Data to examine:
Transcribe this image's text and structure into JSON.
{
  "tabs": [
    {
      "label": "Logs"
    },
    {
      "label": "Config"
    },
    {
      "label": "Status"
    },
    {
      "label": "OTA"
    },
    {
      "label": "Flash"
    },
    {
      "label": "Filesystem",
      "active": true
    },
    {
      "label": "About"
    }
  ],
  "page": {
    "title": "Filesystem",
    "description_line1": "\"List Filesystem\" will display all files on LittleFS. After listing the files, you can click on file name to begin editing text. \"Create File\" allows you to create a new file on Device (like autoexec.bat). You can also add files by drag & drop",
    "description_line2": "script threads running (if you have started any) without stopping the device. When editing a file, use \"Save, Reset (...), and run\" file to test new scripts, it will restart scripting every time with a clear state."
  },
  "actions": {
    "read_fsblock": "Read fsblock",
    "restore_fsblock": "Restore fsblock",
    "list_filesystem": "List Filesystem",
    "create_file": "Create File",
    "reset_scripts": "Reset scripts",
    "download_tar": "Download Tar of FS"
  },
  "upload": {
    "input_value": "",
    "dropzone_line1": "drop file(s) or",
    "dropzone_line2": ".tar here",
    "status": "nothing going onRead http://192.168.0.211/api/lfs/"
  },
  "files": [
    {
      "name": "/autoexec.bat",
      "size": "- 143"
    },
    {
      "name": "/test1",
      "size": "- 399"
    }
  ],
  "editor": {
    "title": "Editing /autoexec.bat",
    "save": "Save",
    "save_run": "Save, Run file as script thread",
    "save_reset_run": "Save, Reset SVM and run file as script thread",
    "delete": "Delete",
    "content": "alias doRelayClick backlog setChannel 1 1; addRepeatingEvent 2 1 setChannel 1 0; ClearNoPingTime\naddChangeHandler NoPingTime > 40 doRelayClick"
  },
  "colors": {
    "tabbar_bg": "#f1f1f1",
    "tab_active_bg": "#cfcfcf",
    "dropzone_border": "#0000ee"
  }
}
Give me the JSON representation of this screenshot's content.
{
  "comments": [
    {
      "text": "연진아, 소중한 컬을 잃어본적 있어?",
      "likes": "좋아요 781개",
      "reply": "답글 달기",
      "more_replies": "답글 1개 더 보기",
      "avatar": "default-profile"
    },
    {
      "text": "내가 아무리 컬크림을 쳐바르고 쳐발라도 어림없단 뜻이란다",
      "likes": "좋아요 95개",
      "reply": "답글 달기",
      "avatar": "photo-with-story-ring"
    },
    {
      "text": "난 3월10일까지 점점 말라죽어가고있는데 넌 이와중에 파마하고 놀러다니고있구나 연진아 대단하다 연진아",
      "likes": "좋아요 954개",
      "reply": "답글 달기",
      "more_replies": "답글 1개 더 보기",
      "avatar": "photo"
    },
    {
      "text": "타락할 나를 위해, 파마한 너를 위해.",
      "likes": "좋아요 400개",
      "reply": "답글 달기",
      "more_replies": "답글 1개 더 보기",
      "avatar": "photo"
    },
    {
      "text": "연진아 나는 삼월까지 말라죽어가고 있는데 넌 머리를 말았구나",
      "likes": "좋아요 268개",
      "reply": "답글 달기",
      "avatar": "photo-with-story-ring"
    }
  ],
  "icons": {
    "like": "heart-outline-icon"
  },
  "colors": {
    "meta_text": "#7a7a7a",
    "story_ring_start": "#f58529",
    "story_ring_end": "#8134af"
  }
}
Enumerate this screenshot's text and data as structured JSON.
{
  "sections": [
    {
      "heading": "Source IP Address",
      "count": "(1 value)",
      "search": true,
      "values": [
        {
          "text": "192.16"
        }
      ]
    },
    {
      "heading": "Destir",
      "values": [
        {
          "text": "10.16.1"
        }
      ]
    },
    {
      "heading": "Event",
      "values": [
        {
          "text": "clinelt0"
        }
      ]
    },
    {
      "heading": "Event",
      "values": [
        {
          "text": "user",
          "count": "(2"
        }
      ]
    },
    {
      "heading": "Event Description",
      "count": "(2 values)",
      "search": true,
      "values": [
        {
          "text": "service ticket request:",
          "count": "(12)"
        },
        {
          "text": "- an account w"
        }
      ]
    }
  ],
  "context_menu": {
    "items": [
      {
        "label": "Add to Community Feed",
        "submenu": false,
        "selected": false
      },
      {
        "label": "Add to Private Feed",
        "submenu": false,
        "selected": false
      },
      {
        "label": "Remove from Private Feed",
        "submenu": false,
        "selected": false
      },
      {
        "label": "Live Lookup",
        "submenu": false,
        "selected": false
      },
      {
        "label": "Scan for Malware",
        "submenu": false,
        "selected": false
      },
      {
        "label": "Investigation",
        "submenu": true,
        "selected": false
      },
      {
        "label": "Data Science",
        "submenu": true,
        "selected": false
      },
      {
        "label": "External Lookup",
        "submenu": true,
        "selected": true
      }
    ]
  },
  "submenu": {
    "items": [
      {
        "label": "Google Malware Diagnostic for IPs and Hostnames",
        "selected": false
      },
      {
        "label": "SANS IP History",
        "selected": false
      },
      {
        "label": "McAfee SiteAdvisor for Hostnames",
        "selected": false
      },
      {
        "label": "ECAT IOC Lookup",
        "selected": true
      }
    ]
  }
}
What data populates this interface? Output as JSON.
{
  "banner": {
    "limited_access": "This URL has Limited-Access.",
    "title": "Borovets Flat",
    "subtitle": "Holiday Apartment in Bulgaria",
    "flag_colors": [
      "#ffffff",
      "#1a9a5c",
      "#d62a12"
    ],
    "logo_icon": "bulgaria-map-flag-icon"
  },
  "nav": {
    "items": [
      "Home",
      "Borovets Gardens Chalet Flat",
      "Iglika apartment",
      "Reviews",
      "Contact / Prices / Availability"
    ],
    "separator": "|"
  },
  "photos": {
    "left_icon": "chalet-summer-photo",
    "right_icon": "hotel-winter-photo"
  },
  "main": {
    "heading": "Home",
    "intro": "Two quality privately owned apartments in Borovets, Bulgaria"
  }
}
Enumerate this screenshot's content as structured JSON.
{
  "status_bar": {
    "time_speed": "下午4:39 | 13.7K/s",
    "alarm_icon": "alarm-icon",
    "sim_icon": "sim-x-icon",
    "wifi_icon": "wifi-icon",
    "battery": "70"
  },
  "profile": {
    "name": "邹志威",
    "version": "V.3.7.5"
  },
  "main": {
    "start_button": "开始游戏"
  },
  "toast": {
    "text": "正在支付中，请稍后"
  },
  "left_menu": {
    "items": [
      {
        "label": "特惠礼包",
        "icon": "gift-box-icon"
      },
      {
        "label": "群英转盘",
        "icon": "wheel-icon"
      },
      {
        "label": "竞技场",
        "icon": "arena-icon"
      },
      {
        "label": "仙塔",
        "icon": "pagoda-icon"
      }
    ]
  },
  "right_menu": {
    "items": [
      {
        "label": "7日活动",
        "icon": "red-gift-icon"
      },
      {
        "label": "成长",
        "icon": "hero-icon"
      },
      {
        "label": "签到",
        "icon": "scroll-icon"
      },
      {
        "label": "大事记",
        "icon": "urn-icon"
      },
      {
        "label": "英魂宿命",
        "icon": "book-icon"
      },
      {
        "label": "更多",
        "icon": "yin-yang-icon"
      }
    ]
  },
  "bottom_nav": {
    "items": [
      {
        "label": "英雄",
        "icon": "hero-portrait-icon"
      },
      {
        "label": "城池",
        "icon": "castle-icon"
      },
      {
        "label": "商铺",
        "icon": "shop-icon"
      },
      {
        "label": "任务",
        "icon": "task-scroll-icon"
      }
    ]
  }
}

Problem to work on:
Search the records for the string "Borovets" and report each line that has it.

Written answer:
    "title": "Borovets Flat",
      "Borovets Gardens Chalet Flat",
    "intro": "Two quality privately owned apartments in Borovets, Bulgaria"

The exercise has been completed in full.